As the water began to wane, we had taken to the dam released West Rosebud and basked in its supplemented flows. Every weekend crews from hours away congregated for what remained of the high quality runs in South-Central Montana. The West Rosebud became another friend in whose waters I routinely found an inextinguishable smile. On the river's shore I shared beers and laughter with new faces; united by the shared lust for whitewater.
Myself amongst the West Rosebud with Nate Winning, Aaron Mulkey, and Dave Benkley in close succession
I drove onward through the rolling hills of parched and golden grass rolling in the wind. I was aware of an aching stiffness in my knee, which sought to remind me of my swim two weeks earlier. But today would be clean and gleeful joy, as I sped for the "Boof Kanal". The newly christened irrigation ditch was so named in light of its (approximate) 13 artificially created pour-overs of 2-7 feet in height. It was a 7 minute run of silly fun, and with a 10 minute walk for lapping.
As pavement transitioned to the rumble of gravel amongst rolling rubber, ahead on the hillside crept the canal. Stepping from a truck parked along the banks came Nate with a welcoming expression. I was grateful for good company and waters to paddle.
I had discovered that the community of paddlers inhabiting this section of the Beartooths was rather scarce if not fractured. To my good fortune Nate Winning had same intentions as myself: to paddle every given moment so long as any water remained. And thus we had a steadfast paddling partnership.

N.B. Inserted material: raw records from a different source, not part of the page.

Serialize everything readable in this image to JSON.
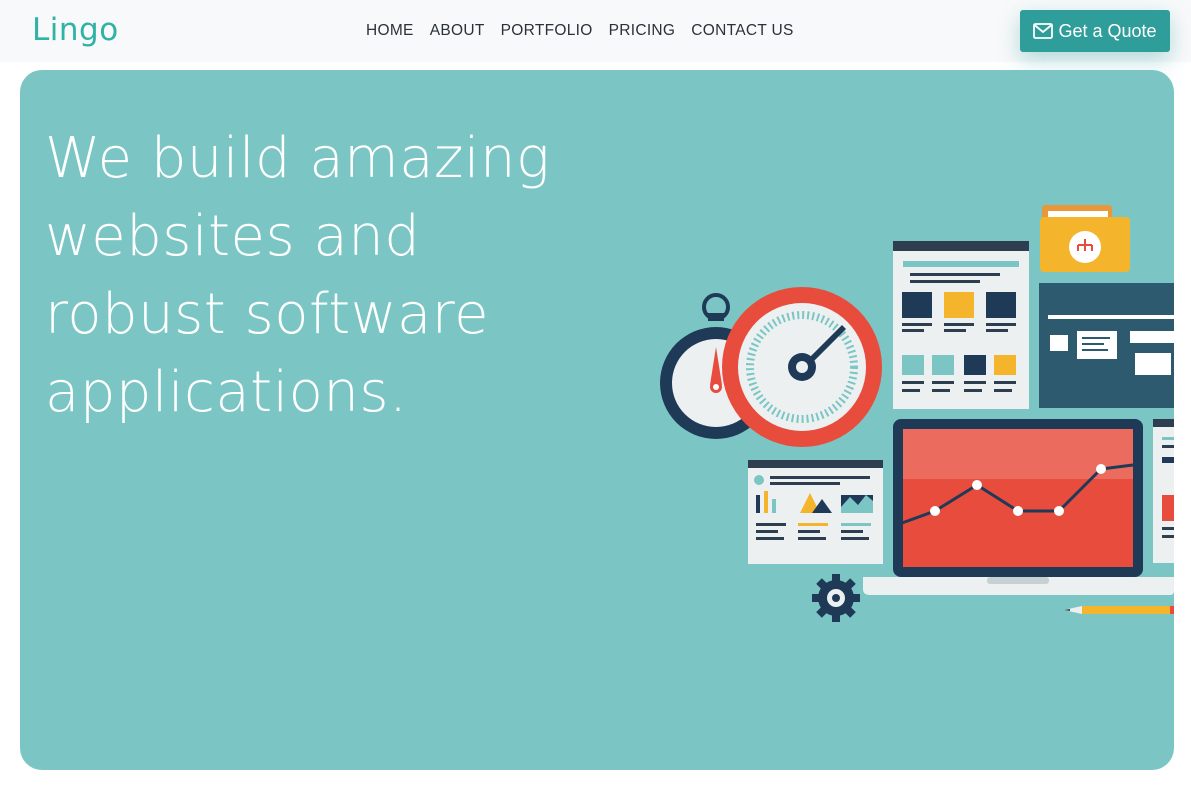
{
  "brand": {
    "name": "Lingo"
  },
  "nav": {
    "items": [
      {
        "label": "HOME"
      },
      {
        "label": "ABOUT"
      },
      {
        "label": "PORTFOLIO"
      },
      {
        "label": "PRICING"
      },
      {
        "label": "CONTACT US"
      }
    ]
  },
  "cta": {
    "label": "Get a Quote",
    "icon": "envelope-icon"
  },
  "hero": {
    "title": "We build amazing websites and robust software applications.",
    "illustration": "web-development-illustration"
  },
  "colors": {
    "accent": "#2fb3a5",
    "button": "#2f9e9a",
    "hero_bg": "#7bc6c4",
    "navbar_bg": "#f8f9fa"
  }
}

In my experience, men have a way of becoming entangled in masculine posturing much to our own fault. Often this "machismo" distracts and degrades the experience of whitewater to an unsightly superficiality. I had the good fortune of learning to paddle in the Midwest where humility is an upheld virtue, and I was concerned if I could replicate this and find like minded paddlers in my new home.

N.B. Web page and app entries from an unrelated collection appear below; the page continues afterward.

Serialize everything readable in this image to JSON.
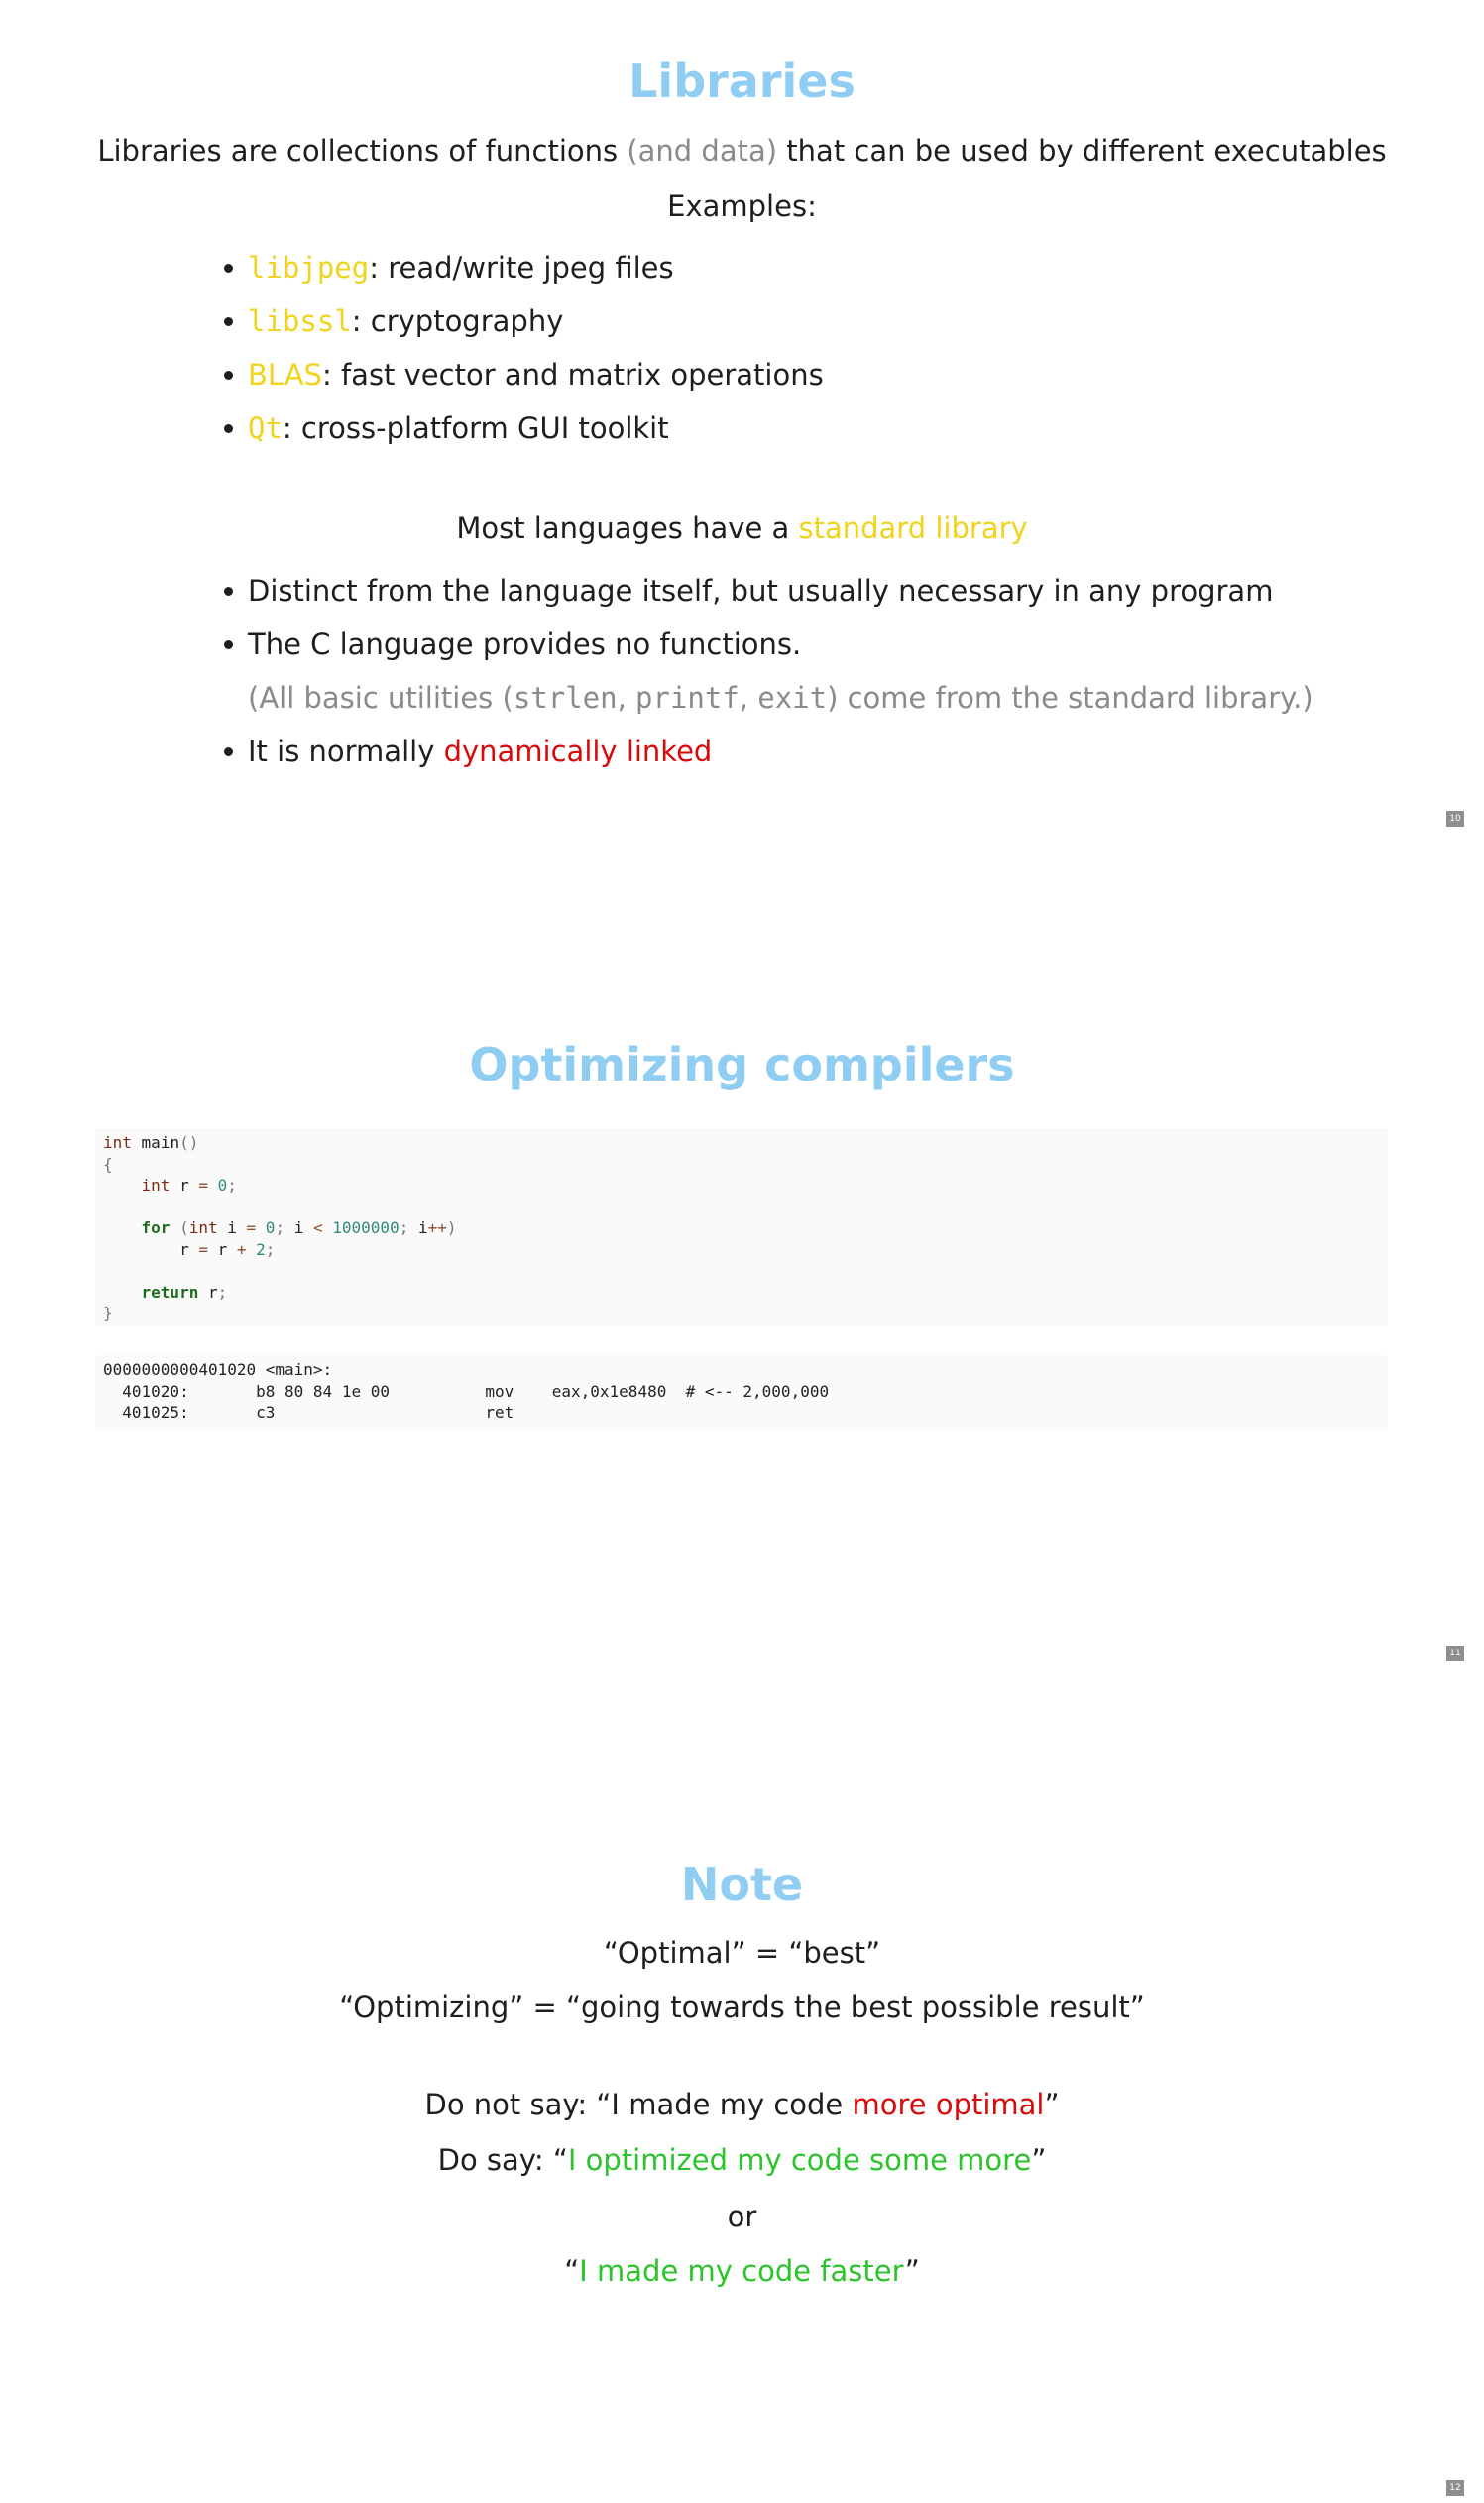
{
  "slide1": {
    "title": "Libraries",
    "intro": {
      "before": "Libraries are collections of functions ",
      "muted": "(and data)",
      "after": " that can be used by different executables"
    },
    "examples_label": "Examples:",
    "examples": [
      {
        "name": "libjpeg",
        "desc": ": read/write jpeg files"
      },
      {
        "name": "libssl",
        "desc": ": cryptography"
      },
      {
        "name": "BLAS",
        "desc": ": fast vector and matrix operations"
      },
      {
        "name": "Qt",
        "desc": ": cross-platform GUI toolkit"
      }
    ],
    "stdlib_line": {
      "before": "Most languages have a ",
      "highlight": "standard library"
    },
    "points": {
      "p1": "Distinct from the language itself, but usually necessary in any program",
      "p2": "The C language provides no functions.",
      "note_open": "(All basic utilities (",
      "fn1": "strlen",
      "sep1": ", ",
      "fn2": "printf",
      "sep2": ", ",
      "fn3": "exit",
      "note_close": ") come from the standard library.)",
      "p3_before": "It is normally ",
      "p3_highlight": "dynamically linked"
    },
    "page_number": "10"
  },
  "slide2": {
    "title": "Optimizing compilers",
    "source": {
      "l1_type": "int",
      "l1_rest": " main",
      "l1_paren": "()",
      "l2": "{",
      "l3_type": "int",
      "l3_a": " r ",
      "l3_eq": "=",
      "l3_num": "0",
      "l3_semi": ";",
      "l5_for": "for",
      "l5_open": " (",
      "l5_type": "int",
      "l5_a": " i ",
      "l5_eq": "=",
      "l5_num0": "0",
      "l5_semi1": ";",
      "l5_b": " i ",
      "l5_lt": "<",
      "l5_num1": "1000000",
      "l5_semi2": ";",
      "l5_c": " i",
      "l5_inc": "++",
      "l5_close": ")",
      "l6_a": "r ",
      "l6_eq": "=",
      "l6_b": " r ",
      "l6_plus": "+",
      "l6_num": "2",
      "l6_semi": ";",
      "l8_ret": "return",
      "l8_rest": " r",
      "l8_semi": ";",
      "l9": "}"
    },
    "disasm": [
      "0000000000401020 <main>:",
      "  401020:\tb8 80 84 1e 00       \tmov    eax,0x1e8480  # <-- 2,000,000",
      "  401025:\tc3                   \tret"
    ],
    "page_number": "11"
  },
  "slide3": {
    "title": "Note",
    "line1": "“Optimal” = “best”",
    "line2": "“Optimizing” = “going towards the best possible result”",
    "dont": {
      "before": "Do not say: “I made my code ",
      "highlight": "more optimal",
      "after": "”"
    },
    "do": {
      "before": "Do say: “",
      "highlight": "I optimized my code some more",
      "after": "”"
    },
    "or": "or",
    "alt": {
      "before": "“",
      "highlight": "I made my code faster",
      "after": "”"
    },
    "page_number": "12"
  }
}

The bond between paddlers is unlike that of any sport I have experienced. The dynamics of a group can make or break a run. Your safety is placed on the shoulders of those paddlers you go to the river with. But over the course of a season, with countless laps with the same paddling friends there develops a mutual understanding. Communication on the river is reduced to mere facial expression or glance as the details can be read from them. There is nothing to prove and the male competitive tendencies fade... your paddling comrades know you and your abilities. If you get beat down, there is no judgement for it. When one is successful there is no brooding jealousy, only a celebration.
And so from countless river laps, spread across 3 states.... I found the same the same shared understanding, philosophy, and trust in Montana as I had known in my Midwestern homeland.
Nate and I scurried to the banks of the Boof Kanal and found refuge from the mid-day sun's oppressive heat amongst the fertile waters. In the midst of a backdrop of the flowing golden grasslands, we could be seen taking flight over artificial water falls; laughing amongst our personal paradise of waters amongst a dry and thirsty landscape.......